It will be the most watched U.S. Senate race in the country this year, and it’s expected to come down to a battle royale between incumbent Republican Mitch McConnell and the presumed favorite for the Democratic nomination, state Secretary of State Alison Lundergan Grimes.
But nine candidates, including McConnell and Grimes, have filed for the May primary — four Democrats and five Republicans.
McConnell is the prohibitive favorite to win his party’s nomination for the seat he has held for five terms, first being elected in 1984 in an upset win over incumbent Democrat Walter “Dee” Huddleston as Ronald Reagan swept to an easy second-term re-election.
But he’s being challenged by Louisville investment manager Matt Bevin, who is supported by several Kentucky and some national tea party groups. Bevin has consistently fallen behind McConnell in publicly released polls by 20 points or more, although that’s an improvement from the first polls after he got in where he trailed by almost 40 points.
Three other minor candidate Republicans have filed: Shawna Sterling of Sharpsburg; James Bradley Copas of Lexington; and Chris Payne of Salvisa. Gurley Martin, a 90-year-old from Owensboro earlier filed but has withdrawn.
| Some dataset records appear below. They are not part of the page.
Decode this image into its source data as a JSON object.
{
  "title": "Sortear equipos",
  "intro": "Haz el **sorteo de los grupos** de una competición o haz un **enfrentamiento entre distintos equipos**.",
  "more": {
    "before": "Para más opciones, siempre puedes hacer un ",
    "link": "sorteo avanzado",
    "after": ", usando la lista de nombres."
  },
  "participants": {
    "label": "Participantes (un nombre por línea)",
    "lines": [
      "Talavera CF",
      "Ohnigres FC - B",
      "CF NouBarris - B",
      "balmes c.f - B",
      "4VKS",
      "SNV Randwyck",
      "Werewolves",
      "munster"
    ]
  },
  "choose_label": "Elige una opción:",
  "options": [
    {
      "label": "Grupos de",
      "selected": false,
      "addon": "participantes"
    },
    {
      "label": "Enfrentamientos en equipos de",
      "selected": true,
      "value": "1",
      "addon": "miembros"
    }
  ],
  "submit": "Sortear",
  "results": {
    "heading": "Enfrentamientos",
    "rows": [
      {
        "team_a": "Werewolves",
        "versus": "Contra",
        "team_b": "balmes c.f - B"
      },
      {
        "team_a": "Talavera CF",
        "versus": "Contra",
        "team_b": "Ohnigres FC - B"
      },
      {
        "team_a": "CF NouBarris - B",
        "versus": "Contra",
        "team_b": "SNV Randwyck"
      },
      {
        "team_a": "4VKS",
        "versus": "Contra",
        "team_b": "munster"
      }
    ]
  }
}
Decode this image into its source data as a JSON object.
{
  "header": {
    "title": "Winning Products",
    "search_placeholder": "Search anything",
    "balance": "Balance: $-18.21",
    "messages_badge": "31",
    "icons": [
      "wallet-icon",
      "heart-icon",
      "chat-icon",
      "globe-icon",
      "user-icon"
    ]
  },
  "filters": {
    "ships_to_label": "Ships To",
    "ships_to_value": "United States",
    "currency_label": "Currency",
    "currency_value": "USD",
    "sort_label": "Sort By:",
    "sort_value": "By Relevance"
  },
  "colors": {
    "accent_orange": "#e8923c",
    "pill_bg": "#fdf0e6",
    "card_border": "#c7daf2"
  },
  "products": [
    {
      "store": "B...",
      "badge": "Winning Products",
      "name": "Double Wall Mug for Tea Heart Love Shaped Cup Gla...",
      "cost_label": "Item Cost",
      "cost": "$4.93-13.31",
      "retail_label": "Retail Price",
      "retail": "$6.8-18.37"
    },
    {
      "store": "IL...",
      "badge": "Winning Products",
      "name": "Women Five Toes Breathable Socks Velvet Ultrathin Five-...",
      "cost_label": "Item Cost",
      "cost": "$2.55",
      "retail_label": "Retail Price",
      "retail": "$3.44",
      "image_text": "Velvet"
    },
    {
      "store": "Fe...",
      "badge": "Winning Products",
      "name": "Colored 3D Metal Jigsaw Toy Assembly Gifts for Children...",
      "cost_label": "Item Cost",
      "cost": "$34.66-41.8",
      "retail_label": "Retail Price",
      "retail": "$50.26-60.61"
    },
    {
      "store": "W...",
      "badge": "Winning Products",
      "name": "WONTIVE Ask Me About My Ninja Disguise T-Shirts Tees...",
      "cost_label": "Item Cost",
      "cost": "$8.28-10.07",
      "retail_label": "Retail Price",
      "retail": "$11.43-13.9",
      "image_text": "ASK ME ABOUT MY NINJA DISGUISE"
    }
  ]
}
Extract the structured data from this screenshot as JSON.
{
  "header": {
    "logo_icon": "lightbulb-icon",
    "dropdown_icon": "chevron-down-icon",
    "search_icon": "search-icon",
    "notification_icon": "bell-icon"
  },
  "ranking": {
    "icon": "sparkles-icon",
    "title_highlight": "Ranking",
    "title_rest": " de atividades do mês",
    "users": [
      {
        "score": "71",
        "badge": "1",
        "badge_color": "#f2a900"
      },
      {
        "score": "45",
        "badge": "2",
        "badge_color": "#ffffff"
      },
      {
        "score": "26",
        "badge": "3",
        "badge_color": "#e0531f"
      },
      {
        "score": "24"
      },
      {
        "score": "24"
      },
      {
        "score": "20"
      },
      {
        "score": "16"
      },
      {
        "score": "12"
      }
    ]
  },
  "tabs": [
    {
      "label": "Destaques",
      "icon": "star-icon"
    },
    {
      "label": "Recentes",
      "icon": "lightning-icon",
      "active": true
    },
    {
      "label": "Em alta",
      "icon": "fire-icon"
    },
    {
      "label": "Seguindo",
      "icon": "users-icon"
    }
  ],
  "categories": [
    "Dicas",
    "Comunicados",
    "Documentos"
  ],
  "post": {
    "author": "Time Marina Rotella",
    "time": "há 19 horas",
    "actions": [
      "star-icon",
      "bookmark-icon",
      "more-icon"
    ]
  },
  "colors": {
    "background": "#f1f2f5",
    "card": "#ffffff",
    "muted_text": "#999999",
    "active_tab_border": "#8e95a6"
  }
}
In the Democratic primary, Grimes is opposed by University of Louisville professor Greg Leichty; Burrel Charles Farnsley of Louisville, who has run unsuccessfully for Congress previously; and Todd Becktenwald of Louisville.
Sixteen filed for Congress from Kentucky, including all incumbents. Only one, Kentucky’s lone Democrat Congressman, John Yarmuth of Louisville, faces a primary opponent. E. Ray Pierce filed as a Democratic candidate in the Third District but isn’t considered a threat. Louisville physician Michael Macfarlane filed as a Republican and opposes the Affordable Care Act.
Only one incumbent is thought to face any risk to re-election, and Republican Sixth District Congressman Andy Barr of Lexington is still favored to win a second term. He will face off against the winner of a Democratic primary between Elisabeth Jensen, an education advocate from Lexington, and Geoffrey M. “Geoff” Young, a former state employee.
In the First District, incumbent Republican Ed Whitfield of Hopkinsville will face the winner of the Democratic primary between Wesley Seaton Bolin of Murray and Charles Kendall Hatchett of Benton. Whitfield defeated Hatchett two years ago.
In the Second, Democrat Ron Leach, a retired military officer from Brandenburg, is challenging Republican incumbent Brett Guthrie of Bowling Green.
Democrat Peter Newberry of Berry will challenge first-term Republican Thomas Massie in the heavily Republican and conservative Fourth District.
Kentucky’s longest serving congressman and chairman of the powerful House Appropriations Committee, Republican Harold “Hal” Rogers of Somerset, will face one of two Democrats in the fall for the Fifth District seat. Running in the Democratic primary are attorney Kenneth S. Stepp of Manchester who has run previously but never mounted a serious challenge to Rogers, and Billy Ray Wilson of London.
Ronnie Ellis writes for CNHI News Service and is based in Frankfort. Reach him at firstname.lastname@example.org. Follow CNHI News Service stories on Twitter at www.twitter.com/cnhifrankfort.